Steve Jell

Architectural Apprentice (Level 6)/ RIBA Part I, Scott Brownrigg

Joanna Koning (centre) and Amy Allwood (right), Scott Brownrigg Architectural Apprentices (Level 7)/RIBA Parts 2 and 3

I was attracted to becoming an apprentice through the invaluable opportunity to gain experience alongside studying. Within my team, I have been able to establish skills in new software, take on new design processes and thinking as well understand the role the architect plays in large-scale projects. I have then been able to use this knowledge within my study. In the short time since I have started working, I have already felt a vast amount of support from my design team and wider departments to help me develop my skills and understanding I wouldn’t have otherwise been exposed to.

Joanna Koning
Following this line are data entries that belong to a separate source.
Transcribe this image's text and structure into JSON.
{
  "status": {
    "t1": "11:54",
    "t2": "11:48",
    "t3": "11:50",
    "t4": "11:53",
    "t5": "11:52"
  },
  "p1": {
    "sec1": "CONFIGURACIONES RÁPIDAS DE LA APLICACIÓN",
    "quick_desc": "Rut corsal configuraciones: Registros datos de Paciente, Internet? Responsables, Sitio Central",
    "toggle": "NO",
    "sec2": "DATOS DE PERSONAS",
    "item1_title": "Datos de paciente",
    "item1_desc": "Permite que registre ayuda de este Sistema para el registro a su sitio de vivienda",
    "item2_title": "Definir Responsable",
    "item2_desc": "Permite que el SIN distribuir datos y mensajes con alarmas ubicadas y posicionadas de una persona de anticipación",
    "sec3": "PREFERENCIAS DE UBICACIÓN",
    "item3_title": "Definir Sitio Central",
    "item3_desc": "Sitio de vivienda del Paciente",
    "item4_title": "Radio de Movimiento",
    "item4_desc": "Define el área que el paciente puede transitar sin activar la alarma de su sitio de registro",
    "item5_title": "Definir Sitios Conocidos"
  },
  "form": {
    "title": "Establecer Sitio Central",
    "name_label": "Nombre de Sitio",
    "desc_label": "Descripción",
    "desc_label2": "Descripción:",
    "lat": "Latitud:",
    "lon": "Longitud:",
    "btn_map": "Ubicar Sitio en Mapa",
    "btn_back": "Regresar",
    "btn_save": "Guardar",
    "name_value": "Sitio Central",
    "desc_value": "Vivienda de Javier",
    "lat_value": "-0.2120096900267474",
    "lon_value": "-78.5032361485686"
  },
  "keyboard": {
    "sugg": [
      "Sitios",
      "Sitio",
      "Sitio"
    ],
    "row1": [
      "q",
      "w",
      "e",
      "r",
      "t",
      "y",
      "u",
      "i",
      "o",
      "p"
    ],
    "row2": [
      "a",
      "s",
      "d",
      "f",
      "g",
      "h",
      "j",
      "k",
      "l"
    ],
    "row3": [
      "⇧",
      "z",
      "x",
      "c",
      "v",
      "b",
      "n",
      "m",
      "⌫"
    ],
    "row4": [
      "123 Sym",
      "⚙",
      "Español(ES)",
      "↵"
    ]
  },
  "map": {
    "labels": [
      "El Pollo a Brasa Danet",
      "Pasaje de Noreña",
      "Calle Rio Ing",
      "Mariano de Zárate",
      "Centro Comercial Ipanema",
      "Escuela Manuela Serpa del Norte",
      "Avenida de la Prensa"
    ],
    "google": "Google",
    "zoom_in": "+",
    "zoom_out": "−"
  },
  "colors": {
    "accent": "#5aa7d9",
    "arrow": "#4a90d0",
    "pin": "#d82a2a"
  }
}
Architectural Apprentice (Level 7)/RIBA Parts 2 and 3, Scott Brownrigg

I feel that an apprenticeship offers me different learning experiences, I can work and study at the same time. The apprenticeship programme provides me with structured training, whilst working towards my qualifications. It helps me gain the skills and knowledge I need for the industry. I can apply my learning directly to my role at work.

Amy Allwood

Architectural Apprentice (Level 7)/RIBA Parts 2 and 3, Scott Brownrigg

 

 

 

Architect’s Company Members spent an interesting and thought-provoking evening at Scott Brownrigg’s Practice and very much enjoyed visiting the offices and meeting the staff – especially the three Architecture Apprentices.

If Helen Taylor and Scott Browrigg are Trailblazers, then there is no doubt these three Apprentices are pioneers! Thank you to Helen Taylor for hosting this special Practice Visit in National Apprenticeships Week and thank you for all Scott Brownrigg is doing to help develop this important new training opportunity for our profession! Finally, thanks also to Luke Tozer from Pitman Tozer for arranging the Architects’ Company 2020 programme of Practice visits.